**Exercise**
Examine the data line by line and report how many lines include the word "Canford", with no additional output.

--- Given data Enclosed Below ---

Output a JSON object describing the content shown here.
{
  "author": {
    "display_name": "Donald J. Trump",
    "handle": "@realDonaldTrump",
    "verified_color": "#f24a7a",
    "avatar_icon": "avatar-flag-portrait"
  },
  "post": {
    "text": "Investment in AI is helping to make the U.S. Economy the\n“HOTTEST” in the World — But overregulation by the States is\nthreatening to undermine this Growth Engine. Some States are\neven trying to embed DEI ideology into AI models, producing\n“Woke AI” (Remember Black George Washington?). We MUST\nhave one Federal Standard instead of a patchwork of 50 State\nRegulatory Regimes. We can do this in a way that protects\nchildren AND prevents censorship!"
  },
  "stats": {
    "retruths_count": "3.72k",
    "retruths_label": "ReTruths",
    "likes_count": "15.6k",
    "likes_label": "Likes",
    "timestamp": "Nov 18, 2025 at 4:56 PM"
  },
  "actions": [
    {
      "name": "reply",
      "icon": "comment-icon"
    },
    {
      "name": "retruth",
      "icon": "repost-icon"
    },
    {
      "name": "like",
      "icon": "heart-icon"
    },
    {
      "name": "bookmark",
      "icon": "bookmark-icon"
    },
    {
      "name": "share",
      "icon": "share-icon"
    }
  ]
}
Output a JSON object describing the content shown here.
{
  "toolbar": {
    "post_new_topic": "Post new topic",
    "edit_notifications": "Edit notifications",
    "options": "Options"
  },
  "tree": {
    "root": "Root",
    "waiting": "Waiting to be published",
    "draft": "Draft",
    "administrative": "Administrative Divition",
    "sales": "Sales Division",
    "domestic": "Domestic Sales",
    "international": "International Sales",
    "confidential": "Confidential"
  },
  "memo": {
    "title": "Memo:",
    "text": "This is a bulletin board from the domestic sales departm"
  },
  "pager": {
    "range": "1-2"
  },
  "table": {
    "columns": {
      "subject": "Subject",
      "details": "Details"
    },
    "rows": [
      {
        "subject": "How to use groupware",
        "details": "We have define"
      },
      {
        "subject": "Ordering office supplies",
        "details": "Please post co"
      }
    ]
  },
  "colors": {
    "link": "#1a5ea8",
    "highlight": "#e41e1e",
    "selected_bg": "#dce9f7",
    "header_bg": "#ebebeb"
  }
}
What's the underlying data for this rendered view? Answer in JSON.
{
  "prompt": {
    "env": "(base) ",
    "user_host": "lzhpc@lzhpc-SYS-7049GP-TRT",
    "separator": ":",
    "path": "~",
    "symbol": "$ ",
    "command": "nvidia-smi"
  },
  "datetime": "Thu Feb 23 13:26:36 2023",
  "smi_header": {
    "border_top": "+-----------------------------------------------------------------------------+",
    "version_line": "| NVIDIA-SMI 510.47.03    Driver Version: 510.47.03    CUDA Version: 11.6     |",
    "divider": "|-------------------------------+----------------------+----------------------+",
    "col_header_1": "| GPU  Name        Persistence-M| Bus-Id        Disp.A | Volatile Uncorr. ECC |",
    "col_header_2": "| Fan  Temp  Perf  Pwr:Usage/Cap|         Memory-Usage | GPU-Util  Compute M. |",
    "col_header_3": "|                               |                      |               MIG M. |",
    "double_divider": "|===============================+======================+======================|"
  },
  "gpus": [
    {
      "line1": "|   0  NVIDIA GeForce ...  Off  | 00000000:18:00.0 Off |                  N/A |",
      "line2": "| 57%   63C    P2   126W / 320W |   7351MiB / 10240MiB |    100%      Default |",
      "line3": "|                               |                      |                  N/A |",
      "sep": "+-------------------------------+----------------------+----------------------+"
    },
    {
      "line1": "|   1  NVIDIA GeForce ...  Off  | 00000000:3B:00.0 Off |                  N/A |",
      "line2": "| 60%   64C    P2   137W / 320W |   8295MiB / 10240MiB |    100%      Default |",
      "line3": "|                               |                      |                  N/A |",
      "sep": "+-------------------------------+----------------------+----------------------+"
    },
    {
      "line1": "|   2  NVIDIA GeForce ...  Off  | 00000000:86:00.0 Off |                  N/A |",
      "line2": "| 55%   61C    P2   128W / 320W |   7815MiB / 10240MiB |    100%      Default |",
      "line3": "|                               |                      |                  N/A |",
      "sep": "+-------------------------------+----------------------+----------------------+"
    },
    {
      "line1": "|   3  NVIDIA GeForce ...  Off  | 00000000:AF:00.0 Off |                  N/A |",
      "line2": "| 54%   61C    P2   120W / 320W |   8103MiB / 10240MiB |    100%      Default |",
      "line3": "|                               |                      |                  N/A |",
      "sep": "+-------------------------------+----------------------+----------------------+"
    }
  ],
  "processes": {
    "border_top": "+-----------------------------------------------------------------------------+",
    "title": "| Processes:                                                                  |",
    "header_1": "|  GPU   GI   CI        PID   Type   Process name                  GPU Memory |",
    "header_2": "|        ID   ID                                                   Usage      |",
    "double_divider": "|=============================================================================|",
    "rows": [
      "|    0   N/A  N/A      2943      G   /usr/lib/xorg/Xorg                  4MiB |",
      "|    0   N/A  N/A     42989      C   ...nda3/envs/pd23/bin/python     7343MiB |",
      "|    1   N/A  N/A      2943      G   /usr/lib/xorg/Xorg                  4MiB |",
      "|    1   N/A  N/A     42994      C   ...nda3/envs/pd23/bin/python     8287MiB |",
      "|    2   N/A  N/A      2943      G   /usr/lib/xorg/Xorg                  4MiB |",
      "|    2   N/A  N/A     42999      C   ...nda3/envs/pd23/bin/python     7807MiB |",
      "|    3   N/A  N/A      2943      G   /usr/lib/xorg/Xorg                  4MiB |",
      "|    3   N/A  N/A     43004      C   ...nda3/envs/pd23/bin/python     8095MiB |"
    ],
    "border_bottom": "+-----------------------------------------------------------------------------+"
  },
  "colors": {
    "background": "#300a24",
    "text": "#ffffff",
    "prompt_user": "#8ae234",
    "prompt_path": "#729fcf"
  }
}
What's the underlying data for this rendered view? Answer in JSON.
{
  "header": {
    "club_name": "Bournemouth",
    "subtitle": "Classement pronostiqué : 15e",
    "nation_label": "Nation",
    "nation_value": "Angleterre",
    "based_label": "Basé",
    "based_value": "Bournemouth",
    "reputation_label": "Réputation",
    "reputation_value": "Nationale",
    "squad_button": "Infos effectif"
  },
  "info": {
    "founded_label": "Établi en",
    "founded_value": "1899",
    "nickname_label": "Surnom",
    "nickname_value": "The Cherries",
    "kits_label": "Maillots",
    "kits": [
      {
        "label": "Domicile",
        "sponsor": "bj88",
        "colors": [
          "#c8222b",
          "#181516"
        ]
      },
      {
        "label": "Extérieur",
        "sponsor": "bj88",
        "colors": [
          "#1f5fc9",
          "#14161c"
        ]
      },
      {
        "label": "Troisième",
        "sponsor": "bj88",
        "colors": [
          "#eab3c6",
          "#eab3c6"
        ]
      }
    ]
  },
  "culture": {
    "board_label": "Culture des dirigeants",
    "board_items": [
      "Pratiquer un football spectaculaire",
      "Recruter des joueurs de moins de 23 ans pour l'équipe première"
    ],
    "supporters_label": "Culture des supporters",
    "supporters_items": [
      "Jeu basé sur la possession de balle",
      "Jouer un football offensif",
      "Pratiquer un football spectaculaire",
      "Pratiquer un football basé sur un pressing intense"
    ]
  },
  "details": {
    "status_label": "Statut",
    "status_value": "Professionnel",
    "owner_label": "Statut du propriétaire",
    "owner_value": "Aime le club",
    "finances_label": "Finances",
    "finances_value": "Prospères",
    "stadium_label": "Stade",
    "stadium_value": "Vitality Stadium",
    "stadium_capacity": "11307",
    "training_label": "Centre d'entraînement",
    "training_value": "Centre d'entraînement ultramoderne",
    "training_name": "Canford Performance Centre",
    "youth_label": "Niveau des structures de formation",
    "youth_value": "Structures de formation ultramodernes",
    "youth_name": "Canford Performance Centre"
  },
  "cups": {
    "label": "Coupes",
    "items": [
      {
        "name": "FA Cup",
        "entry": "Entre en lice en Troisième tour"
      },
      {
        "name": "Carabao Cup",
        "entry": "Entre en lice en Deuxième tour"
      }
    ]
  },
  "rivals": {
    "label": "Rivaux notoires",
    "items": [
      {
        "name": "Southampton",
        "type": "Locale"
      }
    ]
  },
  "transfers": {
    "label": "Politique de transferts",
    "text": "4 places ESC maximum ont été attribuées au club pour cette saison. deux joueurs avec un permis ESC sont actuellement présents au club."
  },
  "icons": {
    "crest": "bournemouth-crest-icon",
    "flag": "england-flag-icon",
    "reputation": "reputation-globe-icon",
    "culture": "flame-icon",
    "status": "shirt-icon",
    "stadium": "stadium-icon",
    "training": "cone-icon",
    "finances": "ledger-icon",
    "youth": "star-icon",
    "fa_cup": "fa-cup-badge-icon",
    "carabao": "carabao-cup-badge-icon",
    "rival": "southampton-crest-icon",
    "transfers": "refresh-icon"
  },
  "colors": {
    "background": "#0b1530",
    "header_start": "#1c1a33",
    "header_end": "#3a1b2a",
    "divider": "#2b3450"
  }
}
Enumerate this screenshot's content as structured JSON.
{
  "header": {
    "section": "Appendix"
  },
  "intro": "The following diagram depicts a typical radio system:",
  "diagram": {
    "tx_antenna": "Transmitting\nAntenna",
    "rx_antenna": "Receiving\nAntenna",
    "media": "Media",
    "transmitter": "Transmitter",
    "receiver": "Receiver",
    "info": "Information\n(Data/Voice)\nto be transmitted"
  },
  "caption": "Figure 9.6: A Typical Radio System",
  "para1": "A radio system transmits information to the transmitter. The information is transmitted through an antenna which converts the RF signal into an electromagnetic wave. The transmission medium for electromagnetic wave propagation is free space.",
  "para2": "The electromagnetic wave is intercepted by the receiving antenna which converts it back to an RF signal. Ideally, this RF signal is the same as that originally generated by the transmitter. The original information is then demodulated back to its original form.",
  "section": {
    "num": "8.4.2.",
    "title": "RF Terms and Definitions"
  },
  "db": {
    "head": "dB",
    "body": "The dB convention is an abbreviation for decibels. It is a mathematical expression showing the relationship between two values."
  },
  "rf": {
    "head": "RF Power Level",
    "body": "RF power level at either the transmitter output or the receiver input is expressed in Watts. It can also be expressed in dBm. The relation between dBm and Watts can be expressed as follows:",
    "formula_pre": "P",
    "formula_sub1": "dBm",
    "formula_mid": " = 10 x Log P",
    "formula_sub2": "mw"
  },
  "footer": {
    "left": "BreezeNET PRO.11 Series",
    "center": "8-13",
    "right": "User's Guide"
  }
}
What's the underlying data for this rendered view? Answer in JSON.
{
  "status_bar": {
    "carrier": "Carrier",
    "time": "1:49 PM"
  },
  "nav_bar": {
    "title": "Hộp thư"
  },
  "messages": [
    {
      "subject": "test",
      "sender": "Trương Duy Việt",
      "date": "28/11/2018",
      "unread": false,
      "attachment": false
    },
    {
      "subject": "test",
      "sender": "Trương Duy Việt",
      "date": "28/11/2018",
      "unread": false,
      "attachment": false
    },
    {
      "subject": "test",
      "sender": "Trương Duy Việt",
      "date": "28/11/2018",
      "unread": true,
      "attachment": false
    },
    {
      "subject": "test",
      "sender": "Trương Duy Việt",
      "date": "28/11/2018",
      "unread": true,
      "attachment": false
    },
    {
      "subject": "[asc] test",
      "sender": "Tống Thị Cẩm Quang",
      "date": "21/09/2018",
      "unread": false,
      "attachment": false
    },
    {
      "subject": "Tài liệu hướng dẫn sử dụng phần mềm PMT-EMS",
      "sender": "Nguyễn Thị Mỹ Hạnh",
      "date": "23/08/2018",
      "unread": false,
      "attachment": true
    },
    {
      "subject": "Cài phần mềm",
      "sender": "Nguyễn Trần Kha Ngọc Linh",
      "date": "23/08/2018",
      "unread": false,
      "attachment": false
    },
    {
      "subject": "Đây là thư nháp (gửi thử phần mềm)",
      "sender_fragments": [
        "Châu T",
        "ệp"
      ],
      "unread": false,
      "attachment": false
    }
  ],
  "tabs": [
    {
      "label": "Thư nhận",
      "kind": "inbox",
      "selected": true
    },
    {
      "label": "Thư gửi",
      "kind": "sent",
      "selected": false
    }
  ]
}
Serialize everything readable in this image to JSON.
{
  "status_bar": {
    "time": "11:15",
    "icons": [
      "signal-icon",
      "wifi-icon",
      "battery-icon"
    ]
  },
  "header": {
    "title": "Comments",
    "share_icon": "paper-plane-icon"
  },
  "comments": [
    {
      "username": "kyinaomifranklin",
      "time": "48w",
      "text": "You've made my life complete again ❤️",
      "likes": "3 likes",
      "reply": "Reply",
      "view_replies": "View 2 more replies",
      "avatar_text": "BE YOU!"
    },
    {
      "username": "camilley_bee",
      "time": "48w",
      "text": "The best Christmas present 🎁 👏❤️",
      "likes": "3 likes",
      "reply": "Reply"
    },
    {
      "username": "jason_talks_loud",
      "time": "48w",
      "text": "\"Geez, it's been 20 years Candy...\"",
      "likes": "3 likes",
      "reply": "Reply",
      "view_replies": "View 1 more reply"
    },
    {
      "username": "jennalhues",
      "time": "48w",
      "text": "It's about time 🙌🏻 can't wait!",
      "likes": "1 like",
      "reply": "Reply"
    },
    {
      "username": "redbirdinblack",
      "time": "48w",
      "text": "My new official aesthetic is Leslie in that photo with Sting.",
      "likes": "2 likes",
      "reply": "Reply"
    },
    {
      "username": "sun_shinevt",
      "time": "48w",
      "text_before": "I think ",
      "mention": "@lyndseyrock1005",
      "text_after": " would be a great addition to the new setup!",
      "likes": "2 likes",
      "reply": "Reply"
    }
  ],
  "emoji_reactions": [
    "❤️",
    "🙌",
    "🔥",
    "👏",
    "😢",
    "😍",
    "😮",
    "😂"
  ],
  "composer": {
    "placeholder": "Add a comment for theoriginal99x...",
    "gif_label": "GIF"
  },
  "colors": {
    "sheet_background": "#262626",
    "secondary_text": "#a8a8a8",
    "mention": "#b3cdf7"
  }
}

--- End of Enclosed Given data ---

**Task solution**
2